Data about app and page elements
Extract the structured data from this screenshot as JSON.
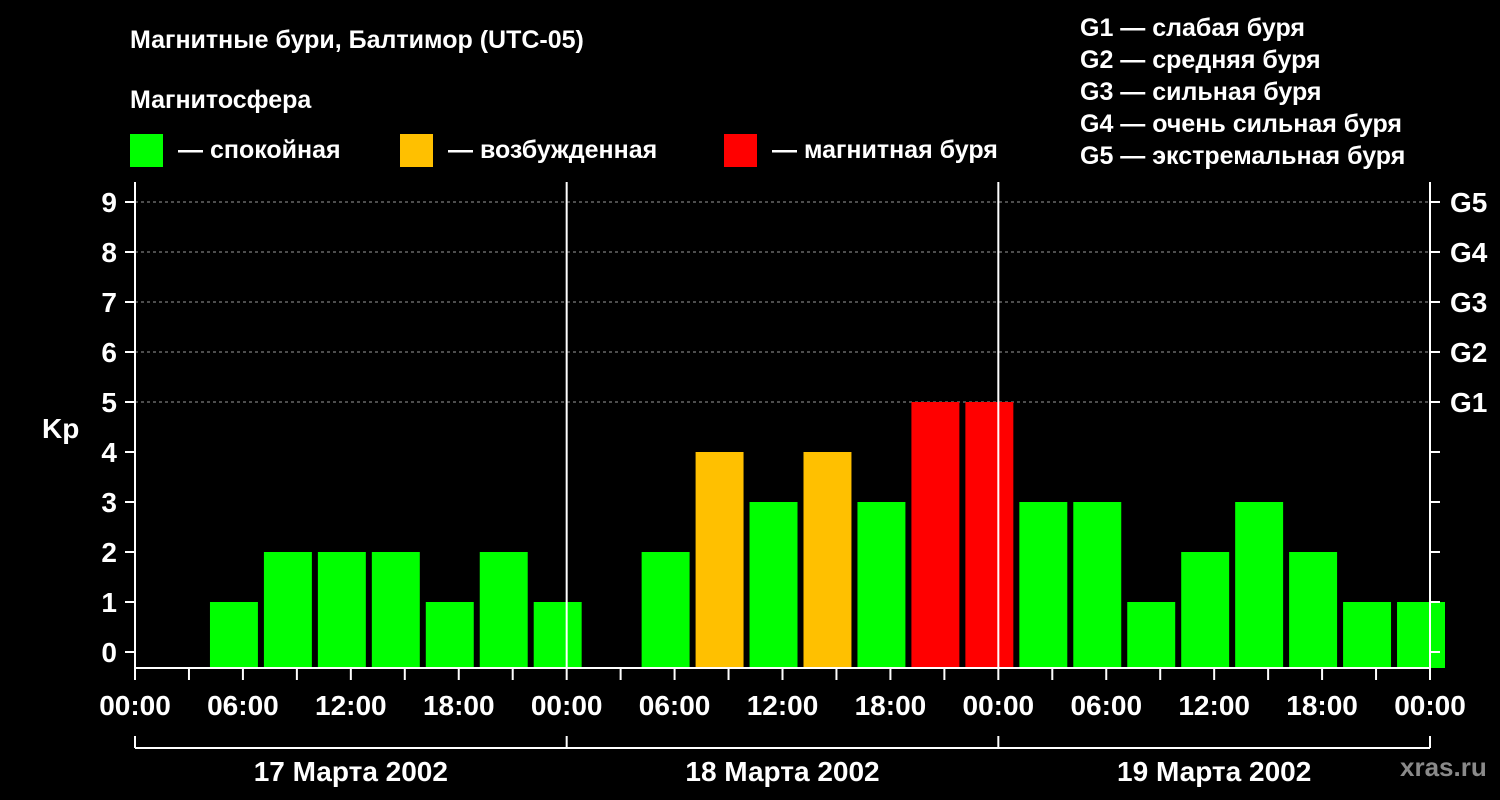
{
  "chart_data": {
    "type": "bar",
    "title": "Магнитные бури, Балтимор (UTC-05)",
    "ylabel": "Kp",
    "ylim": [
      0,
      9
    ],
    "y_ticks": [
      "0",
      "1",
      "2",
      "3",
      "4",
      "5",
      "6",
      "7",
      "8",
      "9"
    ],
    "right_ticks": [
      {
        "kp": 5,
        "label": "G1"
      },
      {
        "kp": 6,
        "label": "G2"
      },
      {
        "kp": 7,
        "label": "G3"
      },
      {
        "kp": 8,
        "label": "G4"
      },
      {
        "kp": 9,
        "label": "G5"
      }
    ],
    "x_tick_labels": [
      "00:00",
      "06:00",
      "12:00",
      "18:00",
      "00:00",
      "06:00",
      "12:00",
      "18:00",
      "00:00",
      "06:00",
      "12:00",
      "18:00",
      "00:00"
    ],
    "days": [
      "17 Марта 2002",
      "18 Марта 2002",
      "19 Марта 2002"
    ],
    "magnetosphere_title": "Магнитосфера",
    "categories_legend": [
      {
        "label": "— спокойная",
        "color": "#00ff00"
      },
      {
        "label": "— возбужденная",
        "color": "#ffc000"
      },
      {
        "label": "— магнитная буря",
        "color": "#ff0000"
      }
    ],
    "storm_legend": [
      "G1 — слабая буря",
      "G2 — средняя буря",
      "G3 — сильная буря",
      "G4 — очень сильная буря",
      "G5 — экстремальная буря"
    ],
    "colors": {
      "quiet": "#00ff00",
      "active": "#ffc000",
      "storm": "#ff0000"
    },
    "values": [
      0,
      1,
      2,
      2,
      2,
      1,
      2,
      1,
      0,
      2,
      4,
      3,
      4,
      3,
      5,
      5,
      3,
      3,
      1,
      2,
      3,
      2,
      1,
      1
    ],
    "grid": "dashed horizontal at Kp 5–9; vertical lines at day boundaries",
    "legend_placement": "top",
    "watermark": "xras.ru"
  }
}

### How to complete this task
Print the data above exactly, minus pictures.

### Response to the task
Extract the structured data from this screenshot as JSON.
{
  "chart_data": {
    "type": "bar",
    "title": "Магнитные бури, Балтимор (UTC-05)",
    "ylabel": "Kp",
    "ylim": [
      0,
      9
    ],
    "y_ticks": [
      "0",
      "1",
      "2",
      "3",
      "4",
      "5",
      "6",
      "7",
      "8",
      "9"
    ],
    "right_ticks": [
      {
        "kp": 5,
        "label": "G1"
      },
      {
        "kp": 6,
        "label": "G2"
      },
      {
        "kp": 7,
        "label": "G3"
      },
      {
        "kp": 8,
        "label": "G4"
      },
      {
        "kp": 9,
        "label": "G5"
      }
    ],
    "x_tick_labels": [
      "00:00",
      "06:00",
      "12:00",
      "18:00",
      "00:00",
      "06:00",
      "12:00",
      "18:00",
      "00:00",
      "06:00",
      "12:00",
      "18:00",
      "00:00"
    ],
    "days": [
      "17 Марта 2002",
      "18 Марта 2002",
      "19 Марта 2002"
    ],
    "magnetosphere_title": "Магнитосфера",
    "categories_legend": [
      {
        "label": "— спокойная",
        "color": "#00ff00"
      },
      {
        "label": "— возбужденная",
        "color": "#ffc000"
      },
      {
        "label": "— магнитная буря",
        "color": "#ff0000"
      }
    ],
    "storm_legend": [
      "G1 — слабая буря",
      "G2 — средняя буря",
      "G3 — сильная буря",
      "G4 — очень сильная буря",
      "G5 — экстремальная буря"
    ],
    "colors": {
      "quiet": "#00ff00",
      "active": "#ffc000",
      "storm": "#ff0000"
    },
    "values": [
      0,
      1,
      2,
      2,
      2,
      1,
      2,
      1,
      0,
      2,
      4,
      3,
      4,
      3,
      5,
      5,
      3,
      3,
      1,
      2,
      3,
      2,
      1,
      1
    ],
    "grid": "dashed horizontal at Kp 5–9; vertical lines at day boundaries",
    "legend_placement": "top",
    "watermark": "xras.ru"
  }
}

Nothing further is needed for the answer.